* **WHAT NEEDS TO BE DONE**
Pick the lines holding the string "this" out of the records and copy them.

* **WORKING DATA**
───

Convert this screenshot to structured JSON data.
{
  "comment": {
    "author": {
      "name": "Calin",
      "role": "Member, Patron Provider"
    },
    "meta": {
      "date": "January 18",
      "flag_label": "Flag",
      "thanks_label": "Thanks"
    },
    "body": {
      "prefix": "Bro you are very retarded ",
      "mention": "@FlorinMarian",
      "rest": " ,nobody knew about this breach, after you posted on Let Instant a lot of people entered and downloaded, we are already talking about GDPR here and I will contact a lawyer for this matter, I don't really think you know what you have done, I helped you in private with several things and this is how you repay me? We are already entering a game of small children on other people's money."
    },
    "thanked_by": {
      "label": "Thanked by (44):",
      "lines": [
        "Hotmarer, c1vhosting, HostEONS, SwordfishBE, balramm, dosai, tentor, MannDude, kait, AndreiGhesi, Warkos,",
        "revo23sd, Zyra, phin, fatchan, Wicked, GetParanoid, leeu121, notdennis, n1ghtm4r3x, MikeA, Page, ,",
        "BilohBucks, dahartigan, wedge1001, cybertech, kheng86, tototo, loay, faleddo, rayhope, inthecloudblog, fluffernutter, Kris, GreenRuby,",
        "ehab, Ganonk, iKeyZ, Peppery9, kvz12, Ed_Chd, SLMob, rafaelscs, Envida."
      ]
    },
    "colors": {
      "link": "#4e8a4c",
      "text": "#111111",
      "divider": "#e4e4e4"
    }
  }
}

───

* **RESPONSE AREA**
Convert this screenshot to structured JSON data.
      "rest": " ,nobody knew about this breach, after you posted on Let Instant a lot of people entered and downloaded, we are already talking about GDPR here and I will contact a lawyer for this matter, I don't really think you know what you have done, I helped you in private with several things and this is how you repay me? We are already entering a game of small children on other people's money."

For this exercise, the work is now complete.